Commissioner does not cite regulatory history or dictionary definitions in support of its interpretation of Treas. Reg. § 1502-14(d)(4)(i). Further, its attempts to support its conclusions through precedent are unavailing. In IU Int'l Corp. v. United States, 116 F.3d 1461 (Fed. Cir. 1997), the Federal Circuit, while noting its ruling was consistent with the purpose of corporate spin-off tax regulations, did not, as Commissioner avers, disavow the principle espoused in Woods and CSI, namely that courts apply the tax laws as written. Instead, the IU court refused to permit the taxpayer an increased basis in the spun-off subsidiary because "the statutes and regulations, as written, provide no authority for IU's claimed adjustment." Id. at 1465. Notably, referring to Woods and CSI, the court refused to "question the integrity of the principle applied in these cases." Id. Instead, "such a complex fabric of interrelated provisions as the Internal Revenue Code and its related regulations demands strict adherence lest courts find themselves unwittingly choosing preferred economic outcomes rather than defined legal results under the Code." Id.
Commissioner cites Idaho First Nat'l Bank v. Comm'r, 997 F.2d 1285 (9th Cir. 1993). In Idaho, the taxpayer sought to take a deduction based on a technical modification to the regulation. Characterizing the modification as "simply a technical correction intended to eliminate language considered redundant," id. at 1289, the Ninth Circuit refused to afford the taxpayer relief. Idaho thus bears little similarity to the present case.
Commissioner's and the Tax Court's reference to the supposed harmony between the no-deduction conclusion and a singular, overarching purpose of the consolidated return system likewise fails. Indeed, the Dubroff treatise, cited by both the court and Commissioner, recognizes, "[the consolidated return regulation's] hybrid system of a single and separate entity treatment represents a compromise that has evolved over time." Dubroff at § 1.01. Moreover, scholarly expositions do not suffice to overcome plain statutory language. See, e.g., Sullivan, 992 F.2d at 1252.
Deductions from taxable income are based on true capital loss.

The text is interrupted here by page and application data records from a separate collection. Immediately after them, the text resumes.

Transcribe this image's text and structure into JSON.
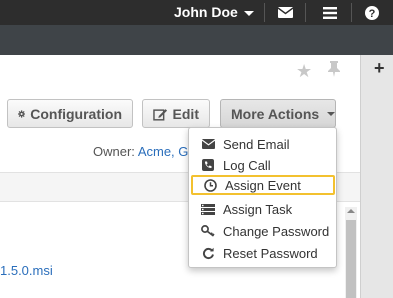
{
  "topbar": {
    "user_name": "John Doe",
    "icons": [
      "envelope-icon",
      "menu-icon",
      "help-icon"
    ],
    "help_glyph": "?"
  },
  "panel": {
    "buttons": {
      "configuration": "Configuration",
      "edit": "Edit",
      "more_actions": "More Actions"
    },
    "owner_label": "Owner:",
    "owner_value": "Acme, G",
    "file_link": "1.5.0.msi",
    "add_glyph": "+"
  },
  "menu": {
    "items": [
      {
        "label": "Send Email",
        "icon": "envelope-icon"
      },
      {
        "label": "Log Call",
        "icon": "phone-icon"
      },
      {
        "label": "Assign Event",
        "icon": "clock-icon",
        "highlighted": true
      },
      {
        "label": "Assign Task",
        "icon": "task-list-icon"
      },
      {
        "label": "Change Password",
        "icon": "key-icon"
      },
      {
        "label": "Reset Password",
        "icon": "refresh-icon"
      }
    ]
  },
  "colors": {
    "topbar": "#2d2d2d",
    "subbar": "#3f4448",
    "link": "#2a6ebb",
    "highlight_border": "#f3c12f"
  }
}
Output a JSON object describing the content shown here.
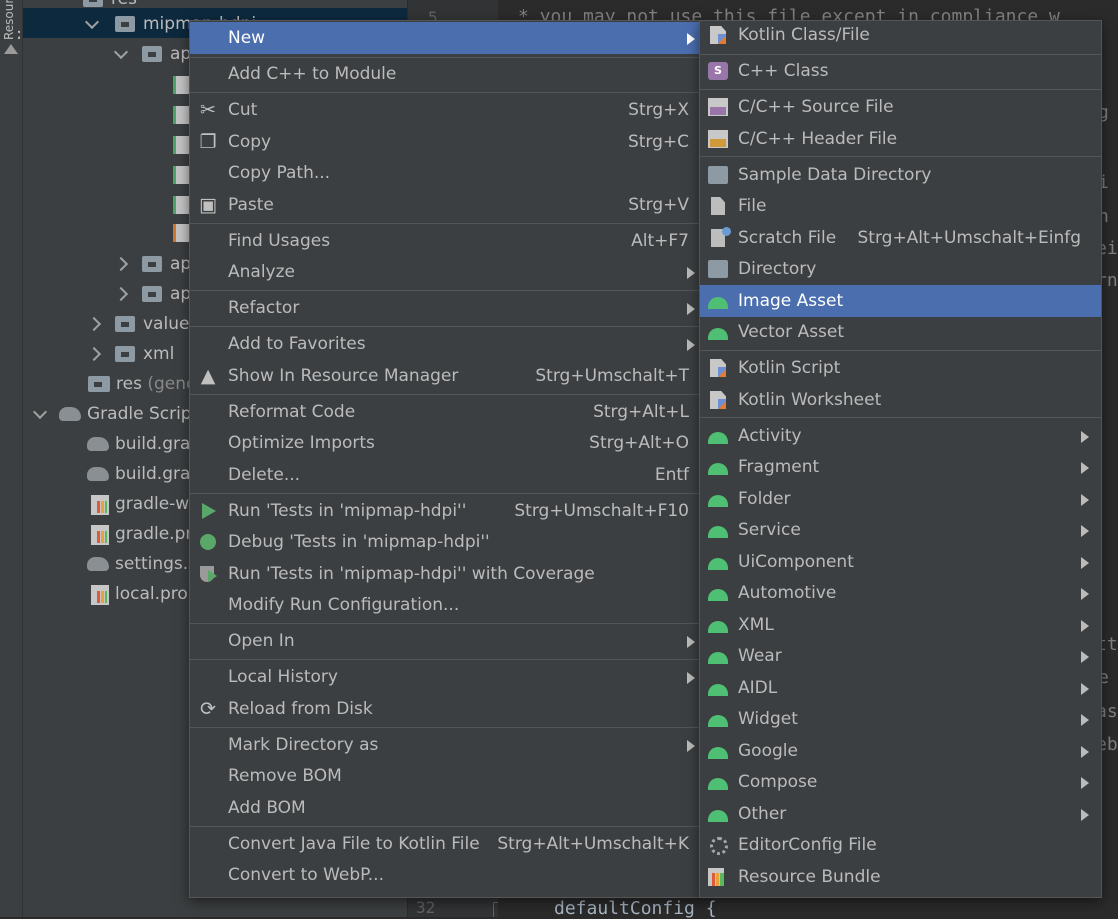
{
  "sidebar": {
    "tool_window_label": "Resource Manager"
  },
  "tree": {
    "rows": [
      {
        "label": "res"
      },
      {
        "label": "mipmap-hdpi"
      },
      {
        "label": "ap"
      },
      {
        "label": "ap"
      },
      {
        "label": "ap"
      },
      {
        "label": "values"
      },
      {
        "label": "xml"
      },
      {
        "label": "res",
        "hint": "(gene"
      },
      {
        "label": "Gradle Script"
      },
      {
        "label": "build.grac"
      },
      {
        "label": "build.grac"
      },
      {
        "label": "gradle-wr"
      },
      {
        "label": "gradle.pro"
      },
      {
        "label": "settings.g"
      },
      {
        "label": "local.prop"
      }
    ]
  },
  "editor": {
    "line_numbers": {
      "top": "5",
      "bottom": "32"
    },
    "code_top": "* you may not use this file except in compliance w",
    "code_bottom": "defaultConfig {",
    "fragments": [
      "g",
      "i",
      "n",
      "ei",
      "rn",
      "tt",
      "e",
      "as",
      "eb"
    ]
  },
  "context_menu": {
    "items": [
      {
        "label": "New",
        "has_submenu": true,
        "selected": true
      },
      {
        "label": "Add C++ to Module"
      },
      {
        "label": "Cut",
        "shortcut": "Strg+X",
        "icon": "scissors-icon"
      },
      {
        "label": "Copy",
        "shortcut": "Strg+C",
        "icon": "copy-icon"
      },
      {
        "label": "Copy Path..."
      },
      {
        "label": "Paste",
        "shortcut": "Strg+V",
        "icon": "paste-icon"
      },
      {
        "label": "Find Usages",
        "shortcut": "Alt+F7"
      },
      {
        "label": "Analyze",
        "has_submenu": true
      },
      {
        "label": "Refactor",
        "has_submenu": true
      },
      {
        "label": "Add to Favorites",
        "has_submenu": true
      },
      {
        "label": "Show In Resource Manager",
        "shortcut": "Strg+Umschalt+T",
        "icon": "resource-manager-icon"
      },
      {
        "label": "Reformat Code",
        "shortcut": "Strg+Alt+L"
      },
      {
        "label": "Optimize Imports",
        "shortcut": "Strg+Alt+O"
      },
      {
        "label": "Delete...",
        "shortcut": "Entf"
      },
      {
        "label": "Run 'Tests in 'mipmap-hdpi''",
        "shortcut": "Strg+Umschalt+F10",
        "icon": "run-icon"
      },
      {
        "label": "Debug 'Tests in 'mipmap-hdpi''",
        "icon": "debug-icon"
      },
      {
        "label": "Run 'Tests in 'mipmap-hdpi'' with Coverage",
        "icon": "coverage-icon"
      },
      {
        "label": "Modify Run Configuration..."
      },
      {
        "label": "Open In",
        "has_submenu": true
      },
      {
        "label": "Local History",
        "has_submenu": true
      },
      {
        "label": "Reload from Disk",
        "icon": "reload-icon"
      },
      {
        "label": "Mark Directory as",
        "has_submenu": true
      },
      {
        "label": "Remove BOM"
      },
      {
        "label": "Add BOM"
      },
      {
        "label": "Convert Java File to Kotlin File",
        "shortcut": "Strg+Alt+Umschalt+K"
      },
      {
        "label": "Convert to WebP..."
      }
    ]
  },
  "new_submenu": {
    "items": [
      {
        "label": "Kotlin Class/File",
        "icon": "kotlin-file-icon"
      },
      {
        "label": "C++ Class",
        "icon": "cpp-class-icon",
        "icon_text": "S"
      },
      {
        "label": "C/C++ Source File",
        "icon": "cpp-source-icon"
      },
      {
        "label": "C/C++ Header File",
        "icon": "cpp-header-icon"
      },
      {
        "label": "Sample Data Directory",
        "icon": "folder-icon"
      },
      {
        "label": "File",
        "icon": "file-icon"
      },
      {
        "label": "Scratch File",
        "shortcut": "Strg+Alt+Umschalt+Einfg",
        "icon": "scratch-file-icon"
      },
      {
        "label": "Directory",
        "icon": "folder-icon"
      },
      {
        "label": "Image Asset",
        "icon": "android-icon",
        "selected": true
      },
      {
        "label": "Vector Asset",
        "icon": "android-icon"
      },
      {
        "label": "Kotlin Script",
        "icon": "kotlin-script-icon"
      },
      {
        "label": "Kotlin Worksheet",
        "icon": "kotlin-worksheet-icon"
      },
      {
        "label": "Activity",
        "icon": "android-icon",
        "has_submenu": true
      },
      {
        "label": "Fragment",
        "icon": "android-icon",
        "has_submenu": true
      },
      {
        "label": "Folder",
        "icon": "android-icon",
        "has_submenu": true
      },
      {
        "label": "Service",
        "icon": "android-icon",
        "has_submenu": true
      },
      {
        "label": "UiComponent",
        "icon": "android-icon",
        "has_submenu": true
      },
      {
        "label": "Automotive",
        "icon": "android-icon",
        "has_submenu": true
      },
      {
        "label": "XML",
        "icon": "android-icon",
        "has_submenu": true
      },
      {
        "label": "Wear",
        "icon": "android-icon",
        "has_submenu": true
      },
      {
        "label": "AIDL",
        "icon": "android-icon",
        "has_submenu": true
      },
      {
        "label": "Widget",
        "icon": "android-icon",
        "has_submenu": true
      },
      {
        "label": "Google",
        "icon": "android-icon",
        "has_submenu": true
      },
      {
        "label": "Compose",
        "icon": "android-icon",
        "has_submenu": true
      },
      {
        "label": "Other",
        "icon": "android-icon",
        "has_submenu": true
      },
      {
        "label": "EditorConfig File",
        "icon": "gear-icon"
      },
      {
        "label": "Resource Bundle",
        "icon": "resource-bundle-icon"
      }
    ]
  },
  "colors": {
    "menu_bg": "#3c3f41",
    "selection": "#4b6eaf",
    "tree_selection": "#0d293e",
    "editor_bg": "#2b2b2b",
    "android_green": "#4fbf74"
  }
}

Paul Revere incurred a genuine economic loss of $14,934,745, which Textron cannot recognize under the Tax Court's decision. Accordingly, the plain meaning of Treas. Reg. § 1.1502-14(d)(4)(i) must prevail.